In these first pictures you can see how I made the rollers for the parallel guide. Unfortunately I only saw the idea to use skateboard wheels after I built these, but I would recommend using them if you still have to build yours. I used an inexpensive plastic wheel used to guide automatic steel gates, which is very common in this part of the world where we all hide behind electric fences. It works fine but does not have a smooth low friction ball-bearing system like the skateboard wheels.


Next I used my newly purchased Festool router to cut a dado that would accept the Kershout strips meant to clamp the edges of the leather that would ultimately grace the faces of the jaws.


I then assembled the legvise temporarily in order to drill the hole for the large single screw vise.


Due to the length of the “nut” (pictured below) that accepts the screw, I had to add some wood to the inside jaws, as seen in the pictures above.


Below you can see how I used handtools to custom fit the “nut” into the inside jaw for a lifetime of abuse.


I then fitted the screw to the chop.


Below you can see how I glued leather from a Red Dear I shot while living in New Zealand to the inside of both jaws.


The leather was then clamped into place tidily using custom sized (by using handplanes) Kershout strips screwed into a shallow dado on the sides of the jaws.


Next I had to shape a scrap piece of steel that could slide into the T-channel on the side of my assembly table in order to fix the inside jaw to the table in a manner that would make it easy to move the legvise from one location to the next if needed.
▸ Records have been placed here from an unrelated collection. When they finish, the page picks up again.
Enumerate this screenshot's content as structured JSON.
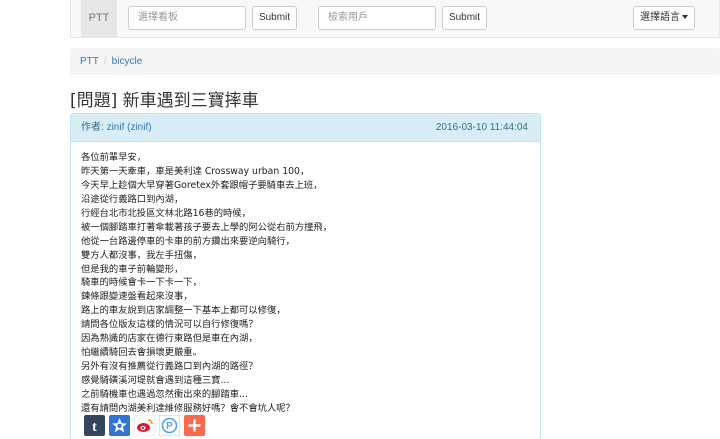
{
  "navbar": {
    "brand": "PTT",
    "board_search_placeholder": "選擇看板",
    "board_submit": "Submit",
    "user_search_placeholder": "檢索用戶",
    "user_submit": "Submit",
    "language_button": "選擇語言"
  },
  "breadcrumb": {
    "home": "PTT",
    "board": "bicycle"
  },
  "post": {
    "title": "[問題] 新車遇到三寶摔車",
    "author_label": "作者:",
    "author": "zinif (zinif)",
    "date": "2016-03-10 11:44:04",
    "lines": [
      "各位前輩早安，",
      "昨天第一天牽車，車是美利達 Crossway urban 100，",
      "今天早上趁個大早穿著Goretex外套跟帽子要騎車去上班，",
      "沿途從行義路口到內湖，",
      "行經台北市北投區文林北路16巷的時候，",
      "被一個腳踏車打著傘載著孩子要去上學的阿公從右前方撞飛，",
      "他從一台路邊停車的卡車的前方鑽出來要逆向騎行，",
      "雙方人都沒事，我左手扭傷，",
      "但是我的車子前輪變形，",
      "騎車的時候會卡一下卡一下，",
      "鍊條跟變速盤看起來沒事，",
      "路上的車友說到店家調整一下基本上都可以修復，",
      "請問各位版友這樣的情況可以自行修復嗎？",
      "因為熟識的店家在德行東路但是車在內湖，",
      "怕繼續騎回去會損壞更嚴重。",
      "另外有沒有推薦從行義路口到內湖的路徑？",
      "感覺騎磺溪河堤就會遇到這種三寶...",
      "之前騎機車也遇過忽然衝出來的腳踏車...",
      "還有請問內湖美利達維修服務好嗎？會不會坑人呢？"
    ]
  },
  "share": {
    "icons": [
      "tumblr-icon",
      "delicious-icon",
      "weibo-icon",
      "plurk-icon",
      "addthis-icon"
    ],
    "colors": [
      "#35465c",
      "#3274d1",
      "#e6162d",
      "#4da6e0",
      "#f8694d"
    ]
  }
}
You can see how I welded nuts to the steel as at this point in time I still did not have thread cutting tools. You will also notice that the piece of steel was deliberately bent slightly so that once the bolts are tightened it would apply even pressure across the length of it.
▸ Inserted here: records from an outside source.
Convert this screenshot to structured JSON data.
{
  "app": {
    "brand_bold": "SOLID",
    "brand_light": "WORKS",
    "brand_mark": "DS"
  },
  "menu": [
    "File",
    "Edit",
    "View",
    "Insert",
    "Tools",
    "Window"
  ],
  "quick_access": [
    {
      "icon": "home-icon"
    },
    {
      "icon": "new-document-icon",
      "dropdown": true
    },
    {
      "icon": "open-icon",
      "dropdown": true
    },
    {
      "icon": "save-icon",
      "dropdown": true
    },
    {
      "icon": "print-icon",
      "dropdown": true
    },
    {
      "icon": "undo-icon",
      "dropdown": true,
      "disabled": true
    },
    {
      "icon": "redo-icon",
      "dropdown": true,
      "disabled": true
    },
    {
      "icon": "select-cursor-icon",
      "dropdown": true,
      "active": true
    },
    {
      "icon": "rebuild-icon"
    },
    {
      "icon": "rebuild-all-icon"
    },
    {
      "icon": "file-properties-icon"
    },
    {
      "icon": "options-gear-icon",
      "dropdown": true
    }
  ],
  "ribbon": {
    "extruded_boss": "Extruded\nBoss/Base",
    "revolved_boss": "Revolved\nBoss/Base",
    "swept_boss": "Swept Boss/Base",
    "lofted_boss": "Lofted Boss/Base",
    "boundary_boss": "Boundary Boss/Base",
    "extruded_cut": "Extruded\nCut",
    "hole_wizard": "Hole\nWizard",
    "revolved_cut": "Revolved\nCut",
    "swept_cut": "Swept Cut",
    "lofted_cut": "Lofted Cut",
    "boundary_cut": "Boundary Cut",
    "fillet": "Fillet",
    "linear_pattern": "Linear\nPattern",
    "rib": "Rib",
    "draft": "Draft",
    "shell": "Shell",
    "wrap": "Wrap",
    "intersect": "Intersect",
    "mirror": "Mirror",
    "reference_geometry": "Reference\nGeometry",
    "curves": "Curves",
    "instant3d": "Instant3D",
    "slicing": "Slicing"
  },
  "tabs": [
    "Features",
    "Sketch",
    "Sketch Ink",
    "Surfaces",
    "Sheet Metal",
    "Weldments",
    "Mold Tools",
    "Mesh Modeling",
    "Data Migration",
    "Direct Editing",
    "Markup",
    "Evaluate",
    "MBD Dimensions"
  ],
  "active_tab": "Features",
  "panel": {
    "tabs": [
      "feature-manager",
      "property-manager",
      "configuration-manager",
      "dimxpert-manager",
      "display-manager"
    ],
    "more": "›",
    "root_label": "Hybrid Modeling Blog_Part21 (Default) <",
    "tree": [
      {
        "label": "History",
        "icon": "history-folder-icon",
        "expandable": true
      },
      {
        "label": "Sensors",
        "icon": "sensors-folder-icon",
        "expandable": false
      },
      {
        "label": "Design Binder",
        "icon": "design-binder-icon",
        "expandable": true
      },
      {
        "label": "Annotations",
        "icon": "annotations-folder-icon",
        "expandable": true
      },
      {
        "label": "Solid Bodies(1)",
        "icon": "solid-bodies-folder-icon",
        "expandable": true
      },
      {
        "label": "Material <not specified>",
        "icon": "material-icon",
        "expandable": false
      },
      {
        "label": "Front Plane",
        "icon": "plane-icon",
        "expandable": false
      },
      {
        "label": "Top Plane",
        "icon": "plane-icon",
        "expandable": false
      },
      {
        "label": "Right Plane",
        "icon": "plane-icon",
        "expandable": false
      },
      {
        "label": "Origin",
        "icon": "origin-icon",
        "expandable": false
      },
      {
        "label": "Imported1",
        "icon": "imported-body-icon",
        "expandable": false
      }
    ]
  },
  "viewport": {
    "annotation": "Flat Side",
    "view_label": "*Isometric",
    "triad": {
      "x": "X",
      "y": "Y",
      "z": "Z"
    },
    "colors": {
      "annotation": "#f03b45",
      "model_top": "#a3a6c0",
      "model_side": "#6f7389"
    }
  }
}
From this point on you should be able to see what I was aiming for. In the first picture you can see how the rollers and adjustable feet were attached. The next pictures show how the two jaws were assembled by means of the vise screw for the first time.


The first time I attached the legvise to the assembly table to test out a few things. I realised that I had to do a few adjustments to the feet.
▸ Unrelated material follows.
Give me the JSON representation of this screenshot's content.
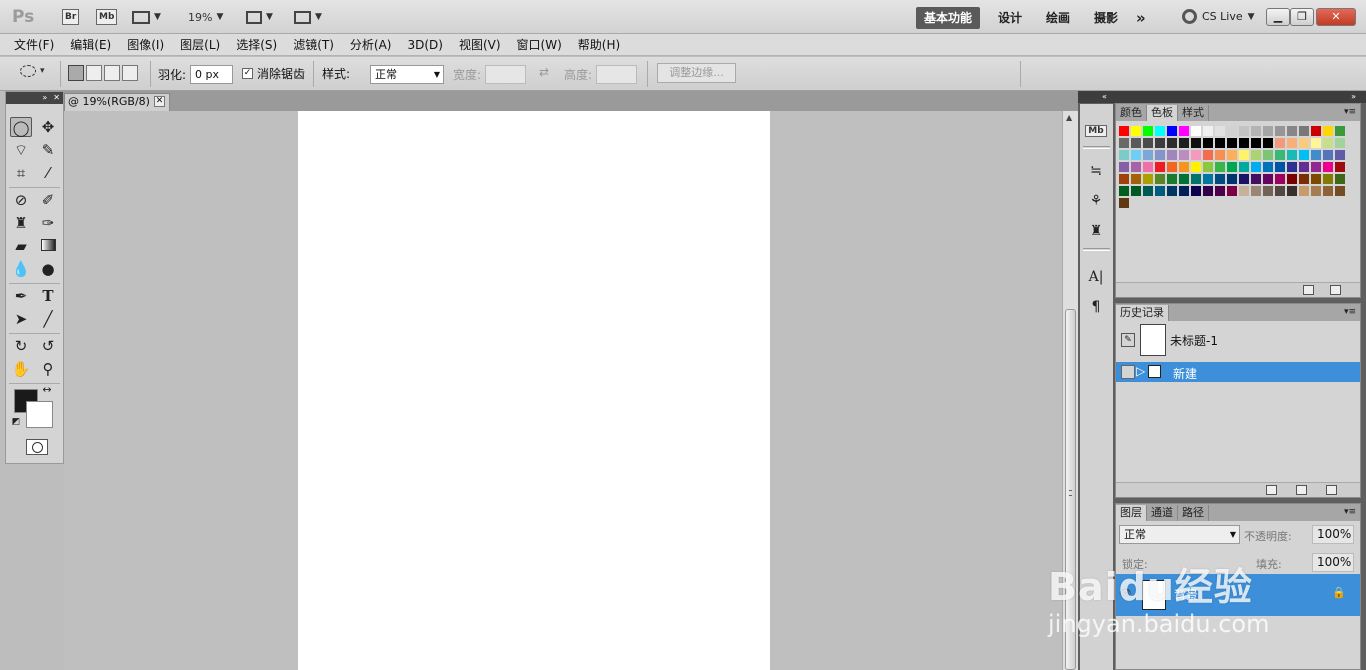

Here I am shaping a piece of Witpeer in order to turn the ends of the handle.


Here you can see how I modified the feet. I inserted two pins that was epoxied into place that would ultimately sit inside a small rubber disc. The area between the disc and the nut received a coat of grease to allow the adjustable feet to rotate easily while being firmly pressed against the floor.


I am not sure what the correct term is for this instrument, but it is the one that gets jammed into the wholes in the parallel guide and you can see that I made mine from scratch.


Finally the legvise was fitted to the table in the position I thought would be best for now. In the second picture you can see what I was on about regarding the modification of the adjustable feet. You will also note the nuts that was added to lock the threaded rod feet into place once it is adjusted to the correct height. The third picture show the nameless instrument in position in the parallel guide.


The final product was well worth the effort displaying the beautiful orange and grayish-yellow colours of the Assegaai and Witpeer. I have to say that it works even better than anticipated and I would not change too much at all if I build another one.



You can start looking out for some posts on the sliding deadman that I built to toil in tandem with this baby.